Post a comment to this story

We reserve the right to remove any post that we feel is obscene, profane, vulgar, racist, sexually explicit, abusive, or hateful.
You are legally responsible for what you post and your anonymity is not guaranteed.
Posts that insult, defame, threaten, harass or abuse other readers or people mentioned in Indiana Lawyer editorial content are also subject to removal. Please respect the privacy of individuals and refrain from posting personal information.
No solicitations, spamming or advertisements are allowed. Readers may post links to other informational websites that are relevant to the topic at hand, but please do not link to objectionable material.
We may remove messages that are unrelated to the topic, encourage illegal activity, use all capital letters or are unreadable.

Messages that are flagged by readers as objectionable will be reviewed and may or may not be removed. Please do not flag a post simply because you disagree with it.

Sponsored by
Subscribe to Indiana Lawyer
  1. Or does the study merely wish they fade away? “It just hasn’t risen substantially in decades,” Joan Williams, director of the Center for WorkLife Law at the University of California Hastings College of the Law told Law360. “What we should be looking for is progress, and that’s not what we’re seeing.” PROGRESS = less white males in leadership. Thus the heading and honest questions here ....

  2. One need not wonder why we are importing sex slaves into North America. Perhaps these hapless victims of human trafficking were being imported for a book of play with the Royal Order of Jesters? Indianapolis hosts these major pervs in a big way .... I wonder what affect they exert on Hoosier politics? And its judiciary? A very interesting program on their history and preferences here:

  3. Joseph Buser, Montgomery County Chief Prosecutor, has been involved in both representing the State of Indiana as Prosecutor while filing as Representing Attorney on behalf of himself and the State of Indiana in Civil Proceedings for seized cash and merchandise using a Verified Complaint For Forfeiture of Motor Vehicle, Us Currency And Reimbursement Of Costs, as is evident in Montgomery County Circuit Court Case Number 54C01-1401-MI-000018, CCS below, seen before Judge Harry Siamas, and filed on 01/13/2014. Sheriff Mark Castille is also named. All three defendants named by summons have prior convictions under Mr. Buser, which as the Indiana Supreme Court, in the opinion of The Matter of Mark R. McKinney, No. 18S00-0905-DI-220, stated that McKinney created a conflict of interest by simultaneously prosecuting drug offender cases while pocketing assets seized from defendants in those cases. All moneys that come from forfeitures MUST go to the COMMON SCHOOL FUND.

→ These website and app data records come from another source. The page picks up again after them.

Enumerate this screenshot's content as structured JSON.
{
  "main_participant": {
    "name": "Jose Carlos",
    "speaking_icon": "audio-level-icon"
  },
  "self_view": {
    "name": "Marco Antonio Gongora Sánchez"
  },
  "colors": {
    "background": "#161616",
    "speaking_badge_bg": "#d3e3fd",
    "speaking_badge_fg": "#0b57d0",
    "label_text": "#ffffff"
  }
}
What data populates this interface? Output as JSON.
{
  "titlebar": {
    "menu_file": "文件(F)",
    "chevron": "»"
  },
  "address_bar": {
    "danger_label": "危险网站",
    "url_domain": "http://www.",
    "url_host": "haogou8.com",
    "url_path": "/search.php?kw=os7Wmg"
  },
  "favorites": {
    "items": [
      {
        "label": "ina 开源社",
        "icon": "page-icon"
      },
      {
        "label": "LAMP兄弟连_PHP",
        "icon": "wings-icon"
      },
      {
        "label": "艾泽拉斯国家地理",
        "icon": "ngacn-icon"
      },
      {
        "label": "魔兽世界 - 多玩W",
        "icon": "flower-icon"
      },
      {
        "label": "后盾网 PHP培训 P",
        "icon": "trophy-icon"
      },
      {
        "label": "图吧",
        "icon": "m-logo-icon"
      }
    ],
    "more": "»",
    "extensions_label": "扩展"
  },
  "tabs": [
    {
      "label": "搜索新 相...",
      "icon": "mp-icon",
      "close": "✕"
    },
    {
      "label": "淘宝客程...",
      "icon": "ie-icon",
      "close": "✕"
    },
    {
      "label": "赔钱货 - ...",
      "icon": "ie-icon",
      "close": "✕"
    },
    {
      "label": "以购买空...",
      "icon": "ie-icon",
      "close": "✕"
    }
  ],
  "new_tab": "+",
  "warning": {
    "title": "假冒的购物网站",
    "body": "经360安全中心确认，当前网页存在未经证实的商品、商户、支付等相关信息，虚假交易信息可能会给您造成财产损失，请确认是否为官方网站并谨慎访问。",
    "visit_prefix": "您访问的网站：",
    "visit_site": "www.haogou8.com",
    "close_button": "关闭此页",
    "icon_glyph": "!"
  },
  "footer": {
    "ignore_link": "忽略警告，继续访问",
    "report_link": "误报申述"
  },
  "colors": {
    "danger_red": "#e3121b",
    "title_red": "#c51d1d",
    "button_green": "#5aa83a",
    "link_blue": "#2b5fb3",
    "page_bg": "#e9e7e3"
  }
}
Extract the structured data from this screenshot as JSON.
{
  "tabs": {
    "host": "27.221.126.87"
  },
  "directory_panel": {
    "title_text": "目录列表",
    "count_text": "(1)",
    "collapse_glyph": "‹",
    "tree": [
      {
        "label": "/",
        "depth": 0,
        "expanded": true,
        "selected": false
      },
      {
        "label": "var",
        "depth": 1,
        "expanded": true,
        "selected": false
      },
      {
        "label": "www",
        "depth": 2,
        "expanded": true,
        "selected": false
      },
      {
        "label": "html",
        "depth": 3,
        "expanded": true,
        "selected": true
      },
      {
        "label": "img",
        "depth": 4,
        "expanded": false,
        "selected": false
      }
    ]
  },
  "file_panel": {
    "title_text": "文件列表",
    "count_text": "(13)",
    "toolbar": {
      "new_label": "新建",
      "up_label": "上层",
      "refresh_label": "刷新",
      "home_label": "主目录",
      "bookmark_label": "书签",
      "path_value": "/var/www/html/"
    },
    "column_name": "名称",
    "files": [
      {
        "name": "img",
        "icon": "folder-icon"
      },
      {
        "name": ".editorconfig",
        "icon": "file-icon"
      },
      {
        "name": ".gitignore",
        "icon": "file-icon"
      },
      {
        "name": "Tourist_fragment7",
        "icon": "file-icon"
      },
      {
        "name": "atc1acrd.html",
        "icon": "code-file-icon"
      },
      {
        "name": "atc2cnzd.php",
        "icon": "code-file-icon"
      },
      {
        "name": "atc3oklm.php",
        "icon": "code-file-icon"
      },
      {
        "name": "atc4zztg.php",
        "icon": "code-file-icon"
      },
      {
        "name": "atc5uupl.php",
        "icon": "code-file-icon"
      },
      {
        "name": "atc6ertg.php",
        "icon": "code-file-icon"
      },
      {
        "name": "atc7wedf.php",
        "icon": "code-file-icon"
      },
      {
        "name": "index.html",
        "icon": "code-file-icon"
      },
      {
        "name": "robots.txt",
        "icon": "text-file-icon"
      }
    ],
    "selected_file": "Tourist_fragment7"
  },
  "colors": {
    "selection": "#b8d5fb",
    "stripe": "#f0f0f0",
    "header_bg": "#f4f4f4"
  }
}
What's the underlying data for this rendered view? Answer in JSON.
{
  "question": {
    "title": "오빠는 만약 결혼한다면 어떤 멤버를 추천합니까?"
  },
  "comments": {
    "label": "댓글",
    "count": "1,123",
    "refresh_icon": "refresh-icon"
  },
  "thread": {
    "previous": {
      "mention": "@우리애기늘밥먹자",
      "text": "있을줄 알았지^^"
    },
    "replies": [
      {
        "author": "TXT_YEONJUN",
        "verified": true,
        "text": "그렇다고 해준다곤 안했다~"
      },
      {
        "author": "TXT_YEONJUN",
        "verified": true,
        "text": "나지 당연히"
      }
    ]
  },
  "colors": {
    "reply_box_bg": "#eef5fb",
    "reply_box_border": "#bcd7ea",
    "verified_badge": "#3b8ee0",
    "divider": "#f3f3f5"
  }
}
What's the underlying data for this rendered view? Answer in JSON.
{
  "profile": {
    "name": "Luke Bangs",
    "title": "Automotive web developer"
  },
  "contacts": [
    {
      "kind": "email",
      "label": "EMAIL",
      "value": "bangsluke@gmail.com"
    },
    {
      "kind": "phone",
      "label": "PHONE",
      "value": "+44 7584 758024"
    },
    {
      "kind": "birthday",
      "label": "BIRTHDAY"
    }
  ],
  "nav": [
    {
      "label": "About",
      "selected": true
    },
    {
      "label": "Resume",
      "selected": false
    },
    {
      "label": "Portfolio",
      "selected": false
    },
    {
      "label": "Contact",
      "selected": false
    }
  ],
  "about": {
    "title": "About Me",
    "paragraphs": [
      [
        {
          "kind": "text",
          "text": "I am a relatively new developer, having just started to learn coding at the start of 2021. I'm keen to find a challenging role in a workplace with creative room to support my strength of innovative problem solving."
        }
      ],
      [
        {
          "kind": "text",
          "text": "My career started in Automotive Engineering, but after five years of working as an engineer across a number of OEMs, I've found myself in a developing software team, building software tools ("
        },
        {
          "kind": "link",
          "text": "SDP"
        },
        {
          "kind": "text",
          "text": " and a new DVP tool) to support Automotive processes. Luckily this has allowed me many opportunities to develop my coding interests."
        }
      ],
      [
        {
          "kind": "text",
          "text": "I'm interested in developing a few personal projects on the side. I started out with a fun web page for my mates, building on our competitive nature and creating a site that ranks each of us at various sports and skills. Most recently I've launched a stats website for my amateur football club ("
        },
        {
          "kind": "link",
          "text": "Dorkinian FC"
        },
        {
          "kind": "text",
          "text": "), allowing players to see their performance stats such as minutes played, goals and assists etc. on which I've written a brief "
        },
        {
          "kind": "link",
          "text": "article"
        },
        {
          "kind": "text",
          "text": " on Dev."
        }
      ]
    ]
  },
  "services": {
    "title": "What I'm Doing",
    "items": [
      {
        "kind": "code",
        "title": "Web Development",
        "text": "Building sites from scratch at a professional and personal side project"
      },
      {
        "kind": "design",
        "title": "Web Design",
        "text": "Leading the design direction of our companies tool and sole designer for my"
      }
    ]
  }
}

  4. I was incarcerated at that time for driving while suspended I have no felonies...i was placed on P block I remember several girls and myself asking about voting that day..and wasn't given a answer or means of voting..we were told after the election who won that was it.

  5. The number one way to reduce suffering would be to ban the breeding of fighting dogs. Fighting dogs maim and kill victim dogs Fighting dogs are the most essential piece of dog fighting Dog fighting will continue as long as fighting dogs are struggling to reach each other and maul another fih.longaphernalia